> [Work request]
The required response is the number of lines in the entries that include the word "недели", with nothing added.
─── Data records ───
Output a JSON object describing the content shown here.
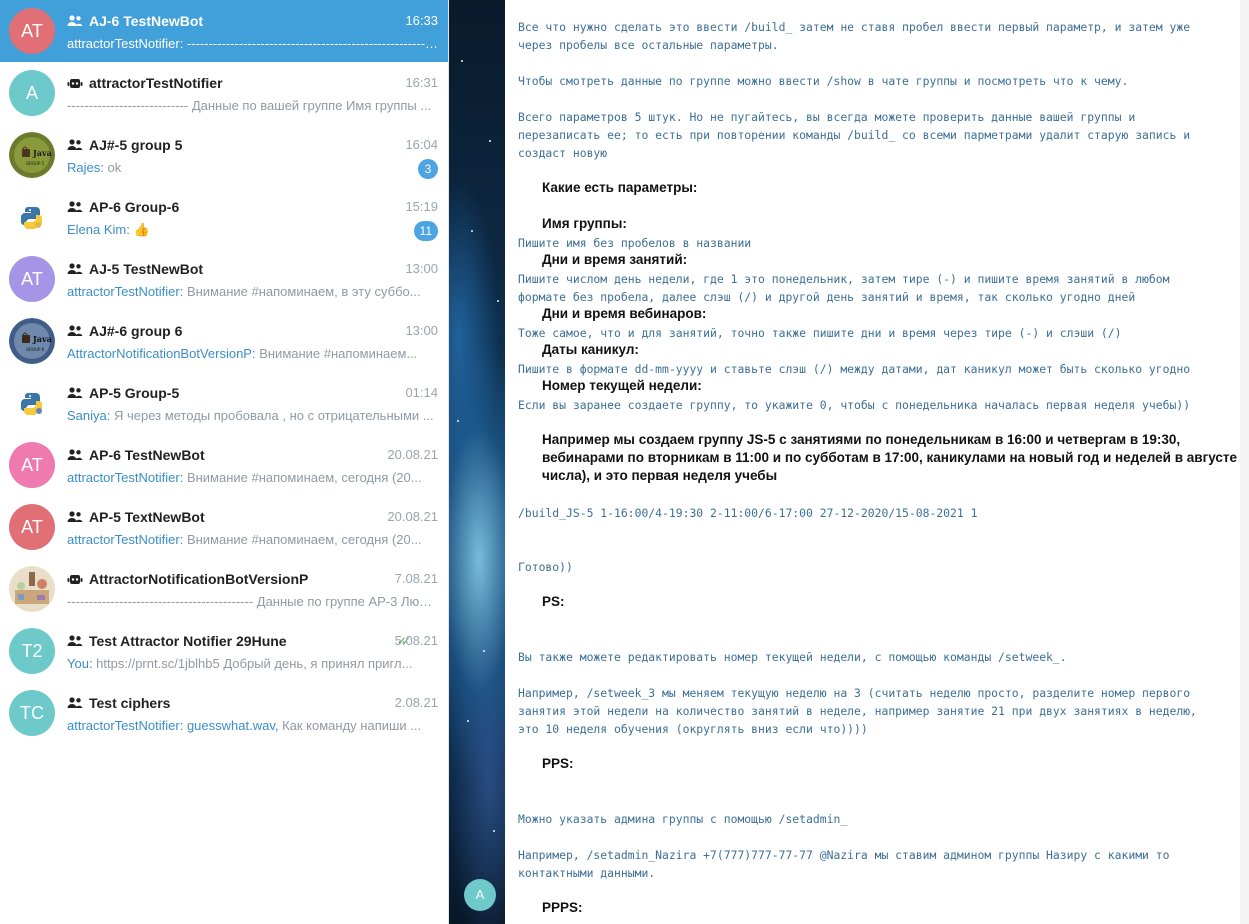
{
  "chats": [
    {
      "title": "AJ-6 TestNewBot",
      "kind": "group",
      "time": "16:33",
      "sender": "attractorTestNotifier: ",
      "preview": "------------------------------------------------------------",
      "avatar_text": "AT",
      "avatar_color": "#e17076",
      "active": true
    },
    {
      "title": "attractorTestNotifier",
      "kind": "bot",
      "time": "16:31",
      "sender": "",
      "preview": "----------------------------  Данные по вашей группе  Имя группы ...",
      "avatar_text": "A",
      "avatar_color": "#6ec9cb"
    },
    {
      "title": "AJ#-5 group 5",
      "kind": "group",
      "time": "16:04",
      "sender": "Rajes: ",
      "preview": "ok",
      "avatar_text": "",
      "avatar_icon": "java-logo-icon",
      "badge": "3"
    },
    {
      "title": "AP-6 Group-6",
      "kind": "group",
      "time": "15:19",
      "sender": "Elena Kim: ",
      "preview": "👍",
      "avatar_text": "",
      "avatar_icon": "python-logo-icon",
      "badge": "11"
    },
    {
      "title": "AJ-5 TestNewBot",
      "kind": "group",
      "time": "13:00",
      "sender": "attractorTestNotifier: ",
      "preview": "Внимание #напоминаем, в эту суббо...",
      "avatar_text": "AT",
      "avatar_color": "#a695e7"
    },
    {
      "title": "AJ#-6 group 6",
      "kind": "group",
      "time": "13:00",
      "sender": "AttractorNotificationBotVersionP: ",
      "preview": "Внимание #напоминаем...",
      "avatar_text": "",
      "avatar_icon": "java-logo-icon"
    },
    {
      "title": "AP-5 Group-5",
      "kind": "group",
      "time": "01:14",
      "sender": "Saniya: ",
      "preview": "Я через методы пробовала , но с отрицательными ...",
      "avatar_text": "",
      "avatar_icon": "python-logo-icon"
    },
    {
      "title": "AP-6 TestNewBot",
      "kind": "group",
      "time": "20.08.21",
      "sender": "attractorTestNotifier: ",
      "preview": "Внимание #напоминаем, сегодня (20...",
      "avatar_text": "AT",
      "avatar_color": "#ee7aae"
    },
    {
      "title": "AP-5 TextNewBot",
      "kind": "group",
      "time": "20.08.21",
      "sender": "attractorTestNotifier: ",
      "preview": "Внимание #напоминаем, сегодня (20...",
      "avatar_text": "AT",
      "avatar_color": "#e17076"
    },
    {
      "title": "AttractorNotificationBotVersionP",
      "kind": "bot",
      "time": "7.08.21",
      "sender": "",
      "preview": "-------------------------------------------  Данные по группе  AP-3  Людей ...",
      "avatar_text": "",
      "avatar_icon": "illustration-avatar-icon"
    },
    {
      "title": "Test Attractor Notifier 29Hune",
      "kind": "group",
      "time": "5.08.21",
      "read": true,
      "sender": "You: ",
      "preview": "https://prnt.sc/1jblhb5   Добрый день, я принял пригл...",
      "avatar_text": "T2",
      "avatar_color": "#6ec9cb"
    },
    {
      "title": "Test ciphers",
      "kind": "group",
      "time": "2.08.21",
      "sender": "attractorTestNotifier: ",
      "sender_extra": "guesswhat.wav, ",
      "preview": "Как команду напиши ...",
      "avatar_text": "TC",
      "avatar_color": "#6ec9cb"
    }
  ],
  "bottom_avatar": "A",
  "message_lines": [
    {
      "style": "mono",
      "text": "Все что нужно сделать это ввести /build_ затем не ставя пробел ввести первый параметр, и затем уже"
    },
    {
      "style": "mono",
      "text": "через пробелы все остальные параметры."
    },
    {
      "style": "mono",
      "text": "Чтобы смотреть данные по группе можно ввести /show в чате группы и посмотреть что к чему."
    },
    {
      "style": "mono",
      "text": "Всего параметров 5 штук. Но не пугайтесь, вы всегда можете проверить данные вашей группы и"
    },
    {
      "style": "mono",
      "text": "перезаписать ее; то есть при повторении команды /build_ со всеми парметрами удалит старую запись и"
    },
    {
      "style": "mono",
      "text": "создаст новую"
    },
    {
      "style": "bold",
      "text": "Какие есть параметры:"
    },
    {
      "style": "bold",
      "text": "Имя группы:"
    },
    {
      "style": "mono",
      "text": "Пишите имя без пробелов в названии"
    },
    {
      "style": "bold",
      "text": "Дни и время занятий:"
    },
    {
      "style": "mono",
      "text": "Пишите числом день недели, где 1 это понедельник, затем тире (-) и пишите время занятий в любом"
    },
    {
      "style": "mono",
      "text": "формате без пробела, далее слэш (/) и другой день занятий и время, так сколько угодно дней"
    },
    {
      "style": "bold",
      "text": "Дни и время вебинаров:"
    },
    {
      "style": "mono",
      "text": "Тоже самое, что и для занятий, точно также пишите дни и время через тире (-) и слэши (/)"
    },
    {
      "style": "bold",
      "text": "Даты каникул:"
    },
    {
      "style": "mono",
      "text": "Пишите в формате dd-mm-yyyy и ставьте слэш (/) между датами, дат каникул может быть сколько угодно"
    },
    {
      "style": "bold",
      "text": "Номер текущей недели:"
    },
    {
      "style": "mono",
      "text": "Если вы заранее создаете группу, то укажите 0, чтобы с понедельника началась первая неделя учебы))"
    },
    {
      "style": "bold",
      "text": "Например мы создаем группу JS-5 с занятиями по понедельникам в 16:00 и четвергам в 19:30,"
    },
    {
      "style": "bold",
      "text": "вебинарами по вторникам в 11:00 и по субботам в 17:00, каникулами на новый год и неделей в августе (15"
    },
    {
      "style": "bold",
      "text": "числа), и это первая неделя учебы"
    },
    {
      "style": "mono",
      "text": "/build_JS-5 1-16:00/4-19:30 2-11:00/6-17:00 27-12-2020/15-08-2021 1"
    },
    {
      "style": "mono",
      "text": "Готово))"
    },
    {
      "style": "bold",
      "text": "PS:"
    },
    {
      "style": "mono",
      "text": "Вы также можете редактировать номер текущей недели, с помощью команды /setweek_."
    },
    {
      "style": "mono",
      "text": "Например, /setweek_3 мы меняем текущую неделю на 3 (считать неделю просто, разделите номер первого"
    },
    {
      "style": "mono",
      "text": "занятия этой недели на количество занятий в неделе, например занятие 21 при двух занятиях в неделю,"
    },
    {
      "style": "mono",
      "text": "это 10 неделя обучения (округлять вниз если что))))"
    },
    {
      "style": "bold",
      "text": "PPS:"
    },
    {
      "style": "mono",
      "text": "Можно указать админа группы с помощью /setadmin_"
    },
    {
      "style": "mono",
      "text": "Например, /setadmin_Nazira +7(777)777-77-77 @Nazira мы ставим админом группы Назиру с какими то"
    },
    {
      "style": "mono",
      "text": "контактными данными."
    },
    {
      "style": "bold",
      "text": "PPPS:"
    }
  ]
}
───
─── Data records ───
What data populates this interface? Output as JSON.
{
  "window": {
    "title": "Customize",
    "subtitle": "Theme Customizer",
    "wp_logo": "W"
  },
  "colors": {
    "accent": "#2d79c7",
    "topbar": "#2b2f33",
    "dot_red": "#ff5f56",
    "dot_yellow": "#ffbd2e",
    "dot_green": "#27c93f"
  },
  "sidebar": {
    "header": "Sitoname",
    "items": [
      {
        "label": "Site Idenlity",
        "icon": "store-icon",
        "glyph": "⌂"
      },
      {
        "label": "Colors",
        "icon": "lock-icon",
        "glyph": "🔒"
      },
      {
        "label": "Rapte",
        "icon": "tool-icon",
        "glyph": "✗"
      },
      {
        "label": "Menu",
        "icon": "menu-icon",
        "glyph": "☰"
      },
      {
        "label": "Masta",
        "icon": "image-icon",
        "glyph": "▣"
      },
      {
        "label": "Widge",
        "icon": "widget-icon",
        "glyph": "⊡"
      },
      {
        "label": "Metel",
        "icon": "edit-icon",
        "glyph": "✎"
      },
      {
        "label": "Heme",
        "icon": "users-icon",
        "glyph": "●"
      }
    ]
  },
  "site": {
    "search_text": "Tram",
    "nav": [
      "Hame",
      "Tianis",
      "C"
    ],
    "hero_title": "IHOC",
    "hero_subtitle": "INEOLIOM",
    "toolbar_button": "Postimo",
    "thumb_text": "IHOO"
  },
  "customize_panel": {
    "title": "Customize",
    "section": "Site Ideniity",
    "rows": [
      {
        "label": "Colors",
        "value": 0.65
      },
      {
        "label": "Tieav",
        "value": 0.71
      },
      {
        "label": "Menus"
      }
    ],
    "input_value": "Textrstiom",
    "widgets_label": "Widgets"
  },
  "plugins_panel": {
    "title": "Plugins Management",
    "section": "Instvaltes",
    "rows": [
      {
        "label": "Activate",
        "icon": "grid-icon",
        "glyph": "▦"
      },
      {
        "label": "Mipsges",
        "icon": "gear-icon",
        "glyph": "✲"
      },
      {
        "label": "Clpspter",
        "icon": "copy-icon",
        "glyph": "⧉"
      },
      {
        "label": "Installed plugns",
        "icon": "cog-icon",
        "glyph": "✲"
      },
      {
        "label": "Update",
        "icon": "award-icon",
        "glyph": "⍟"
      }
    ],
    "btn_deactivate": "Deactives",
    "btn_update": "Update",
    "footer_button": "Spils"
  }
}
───
> [Reply]
4